In Australia, the tally is 88 tries over eight rounds, and as we’ve already established, 63 of them come from the top two teams.
Behind them, the Waratahs have score nine tries, while the Rebels and Force have managed just eight each.
Collectively, the four leading try-scorers in Australia – Alex Mafi, Taniela Tupou, Tom Banks, and Folau Fainga’a have 18 between them – trail the other three teams’ communal aggregate by seven.
In truth, the two heart-stopping games between the sides this year is just a continuation of what really began at the start of last year. The Super Rugby AU Final last September was decided by just three points.
In fact, Saturday night was the fourth game in the last six played since the start of 2020 to be decided by fewer than three points, and the fifth in those six games with less than a try in it.
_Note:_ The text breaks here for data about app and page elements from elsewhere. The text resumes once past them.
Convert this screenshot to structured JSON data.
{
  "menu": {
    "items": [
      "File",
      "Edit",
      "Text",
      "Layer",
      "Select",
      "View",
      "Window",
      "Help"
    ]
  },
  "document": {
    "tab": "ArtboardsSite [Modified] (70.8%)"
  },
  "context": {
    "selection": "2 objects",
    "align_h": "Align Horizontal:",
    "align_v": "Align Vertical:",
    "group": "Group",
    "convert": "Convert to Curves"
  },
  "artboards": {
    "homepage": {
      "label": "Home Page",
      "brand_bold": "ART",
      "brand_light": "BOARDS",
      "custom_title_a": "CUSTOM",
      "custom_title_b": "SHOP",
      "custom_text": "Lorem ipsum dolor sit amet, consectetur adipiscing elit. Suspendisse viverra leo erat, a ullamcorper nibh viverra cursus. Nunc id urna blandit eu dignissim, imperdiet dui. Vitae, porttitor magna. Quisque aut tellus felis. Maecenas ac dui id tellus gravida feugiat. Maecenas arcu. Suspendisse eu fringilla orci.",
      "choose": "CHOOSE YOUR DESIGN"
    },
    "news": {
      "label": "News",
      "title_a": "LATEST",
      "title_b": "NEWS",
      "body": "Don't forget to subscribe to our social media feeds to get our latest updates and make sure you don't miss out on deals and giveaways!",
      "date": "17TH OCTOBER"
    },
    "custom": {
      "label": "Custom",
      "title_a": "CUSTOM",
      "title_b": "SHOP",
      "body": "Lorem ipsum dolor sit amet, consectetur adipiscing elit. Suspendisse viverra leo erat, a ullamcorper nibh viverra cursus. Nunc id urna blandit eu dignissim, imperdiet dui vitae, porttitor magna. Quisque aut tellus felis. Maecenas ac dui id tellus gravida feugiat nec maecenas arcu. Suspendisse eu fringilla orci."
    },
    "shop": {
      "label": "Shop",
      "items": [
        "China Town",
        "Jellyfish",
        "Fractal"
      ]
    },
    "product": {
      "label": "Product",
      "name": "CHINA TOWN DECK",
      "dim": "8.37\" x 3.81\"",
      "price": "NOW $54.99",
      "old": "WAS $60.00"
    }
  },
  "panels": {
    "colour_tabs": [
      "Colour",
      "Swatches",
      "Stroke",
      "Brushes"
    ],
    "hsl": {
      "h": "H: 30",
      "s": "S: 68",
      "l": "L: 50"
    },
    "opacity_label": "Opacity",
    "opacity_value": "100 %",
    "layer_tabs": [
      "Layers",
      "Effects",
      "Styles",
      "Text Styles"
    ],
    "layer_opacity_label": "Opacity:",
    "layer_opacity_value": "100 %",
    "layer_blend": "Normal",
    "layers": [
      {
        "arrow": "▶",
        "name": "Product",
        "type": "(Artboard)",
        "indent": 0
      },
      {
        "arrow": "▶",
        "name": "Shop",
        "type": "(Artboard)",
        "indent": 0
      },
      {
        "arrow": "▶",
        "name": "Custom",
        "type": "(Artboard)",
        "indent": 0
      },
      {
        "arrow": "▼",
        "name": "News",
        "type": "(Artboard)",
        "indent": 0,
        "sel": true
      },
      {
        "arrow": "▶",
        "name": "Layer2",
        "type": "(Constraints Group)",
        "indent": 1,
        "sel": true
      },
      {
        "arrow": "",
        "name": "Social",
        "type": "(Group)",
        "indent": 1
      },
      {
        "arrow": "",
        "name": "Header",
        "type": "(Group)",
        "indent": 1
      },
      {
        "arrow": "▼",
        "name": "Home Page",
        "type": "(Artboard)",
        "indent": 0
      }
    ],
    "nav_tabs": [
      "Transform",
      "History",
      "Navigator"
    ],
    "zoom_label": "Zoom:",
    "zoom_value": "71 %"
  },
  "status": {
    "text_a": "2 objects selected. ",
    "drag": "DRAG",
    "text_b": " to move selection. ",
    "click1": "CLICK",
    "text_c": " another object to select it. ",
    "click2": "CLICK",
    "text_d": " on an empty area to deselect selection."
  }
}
But we can go a bit deeper, again. The National Rugby Championship in 2018 and 2019 featured many of the same players on show in Brisbane on Saturday night, and produced similarly close contests.
In 2019, Queensland Country beat Canberra 36-23 in Round 2, only for Canberra to bounce back the following weekend and topple Brisbane City 36-35.
The year before, Country again beat Canberra 45-35 in the opening round, and Canberra knocked off Brisbane City in a close final round match, 13-10 in the pouring rain in Brisbane, from memory.
Even the 2017 final was locked up at 28-all with ten to play, before Queensland Country scored two converted tries in four minutes to win their only NRC title, over the Vikings in Canberra.
It’s astounding how often these playing groups have done it!
So, the Reds have now won three of the last four clashes – last year’s final being the only loss – and they’re unbeaten in Brisbane since 2015.
But this is something of a gradual correction of what still is a fairly lop-sided overall picture.
It took until 1999, the fourth season of Super 12 as it was then, before the Reds beat the Brumbies for the first time, and until 2011 for their second win, that one doubling as the first time Queensland won in Canberra. Overall, the record still sits 27-11 in the Brumbies favour, and with a 19-19 draw in 2013.
But even back then, it was awfully close: the first six clashes were all decided by fewer than eight points.
It’s been an absolute treat to have the Reds and Brumbies face off six times since the start of last year, and with one more meeting highly likely this year. But it is obviously a silver lining of the COVID-forced implosion of the old Super Rugby that has allowed this to have been the case.
Sports opinion delivered daily
And this will be something to keep in mind if plans for a reunited, relaunched trans-Tasman Super Rugby with a Pacific flair do come to fruition in 2022.
In a twelve-team competition, will all teams meet just once before the finals, or might we see an east and western conference of six teams each, to add five more weeks of ‘local derbies’ to the season schedule before any finals are played?
I guess it will come down to whether SANZAAR, Australia and New Zealand want a 15-week competition, or something longer. For what it’s worth, it will be 18 weeks in total from the start of Super Rugby AU (Super Rugby Aotearoa started a week later) to the proposed Super Rugby Trans-Tasman Final on June 19.
Which means potentially, we should enjoy this golden period of Reds and Brumbies blockbusters, because the days of three and four showdowns a year are certainly numbered.
But goodness, what a run it’s been over the last year and a bit.